• _Source material_
[Start of section]
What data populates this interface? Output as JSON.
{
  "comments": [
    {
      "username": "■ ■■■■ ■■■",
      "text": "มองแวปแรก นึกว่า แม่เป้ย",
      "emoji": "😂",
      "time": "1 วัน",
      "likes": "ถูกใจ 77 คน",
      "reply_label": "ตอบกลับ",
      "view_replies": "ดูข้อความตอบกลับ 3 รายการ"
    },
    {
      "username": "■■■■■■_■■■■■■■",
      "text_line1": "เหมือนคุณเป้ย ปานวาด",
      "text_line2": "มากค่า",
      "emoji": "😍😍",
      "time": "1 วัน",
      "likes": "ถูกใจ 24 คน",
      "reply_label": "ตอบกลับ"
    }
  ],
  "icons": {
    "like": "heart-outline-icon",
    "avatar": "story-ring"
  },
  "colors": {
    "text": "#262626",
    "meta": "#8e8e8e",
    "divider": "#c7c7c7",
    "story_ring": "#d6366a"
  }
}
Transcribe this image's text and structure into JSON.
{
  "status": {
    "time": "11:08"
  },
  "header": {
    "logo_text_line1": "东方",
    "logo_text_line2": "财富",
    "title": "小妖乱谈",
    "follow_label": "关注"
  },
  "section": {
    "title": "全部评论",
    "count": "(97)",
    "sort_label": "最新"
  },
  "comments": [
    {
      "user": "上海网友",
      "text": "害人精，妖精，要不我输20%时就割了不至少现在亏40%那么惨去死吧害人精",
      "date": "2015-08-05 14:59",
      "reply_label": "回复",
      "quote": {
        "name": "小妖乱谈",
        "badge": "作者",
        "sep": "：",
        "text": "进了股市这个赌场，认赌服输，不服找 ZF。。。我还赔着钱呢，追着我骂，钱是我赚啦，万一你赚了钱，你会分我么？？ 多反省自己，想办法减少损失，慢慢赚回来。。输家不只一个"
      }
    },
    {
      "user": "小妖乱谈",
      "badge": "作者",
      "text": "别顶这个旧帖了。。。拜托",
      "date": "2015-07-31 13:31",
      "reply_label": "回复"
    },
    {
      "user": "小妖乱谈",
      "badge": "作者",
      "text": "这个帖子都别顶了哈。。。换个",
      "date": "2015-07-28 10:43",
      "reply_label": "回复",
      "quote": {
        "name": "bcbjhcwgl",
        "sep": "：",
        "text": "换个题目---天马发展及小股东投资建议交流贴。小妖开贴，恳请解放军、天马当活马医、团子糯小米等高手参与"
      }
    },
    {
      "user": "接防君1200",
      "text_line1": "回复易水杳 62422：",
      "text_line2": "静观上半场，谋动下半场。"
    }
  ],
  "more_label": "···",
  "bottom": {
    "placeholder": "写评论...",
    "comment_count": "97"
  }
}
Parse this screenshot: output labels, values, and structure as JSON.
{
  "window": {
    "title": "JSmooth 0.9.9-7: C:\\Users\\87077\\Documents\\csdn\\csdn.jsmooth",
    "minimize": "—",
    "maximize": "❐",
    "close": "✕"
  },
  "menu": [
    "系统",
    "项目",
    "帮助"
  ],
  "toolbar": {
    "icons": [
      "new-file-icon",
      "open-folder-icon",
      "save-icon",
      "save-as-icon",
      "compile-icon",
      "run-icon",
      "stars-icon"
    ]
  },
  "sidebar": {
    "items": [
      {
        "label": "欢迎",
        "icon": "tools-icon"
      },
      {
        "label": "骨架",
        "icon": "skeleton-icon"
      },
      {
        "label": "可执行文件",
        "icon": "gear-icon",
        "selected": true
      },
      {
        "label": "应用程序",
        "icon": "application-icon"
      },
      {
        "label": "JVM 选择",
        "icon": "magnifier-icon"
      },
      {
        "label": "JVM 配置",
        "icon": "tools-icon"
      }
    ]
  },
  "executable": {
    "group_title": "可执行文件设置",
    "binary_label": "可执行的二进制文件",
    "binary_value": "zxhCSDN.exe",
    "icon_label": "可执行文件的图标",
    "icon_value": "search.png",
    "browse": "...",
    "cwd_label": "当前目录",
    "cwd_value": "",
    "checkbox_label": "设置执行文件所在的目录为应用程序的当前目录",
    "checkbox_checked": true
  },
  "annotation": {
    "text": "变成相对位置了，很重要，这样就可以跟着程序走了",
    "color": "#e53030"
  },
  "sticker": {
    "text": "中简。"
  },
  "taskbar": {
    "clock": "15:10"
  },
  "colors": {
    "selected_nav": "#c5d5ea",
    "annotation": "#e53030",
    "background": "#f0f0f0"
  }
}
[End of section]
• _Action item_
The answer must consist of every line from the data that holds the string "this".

• _Problem solution_
What data populates this interface? Output as JSON.
Transcribe this image's text and structure into JSON.
Parse this screenshot: output labels, values, and structure as JSON.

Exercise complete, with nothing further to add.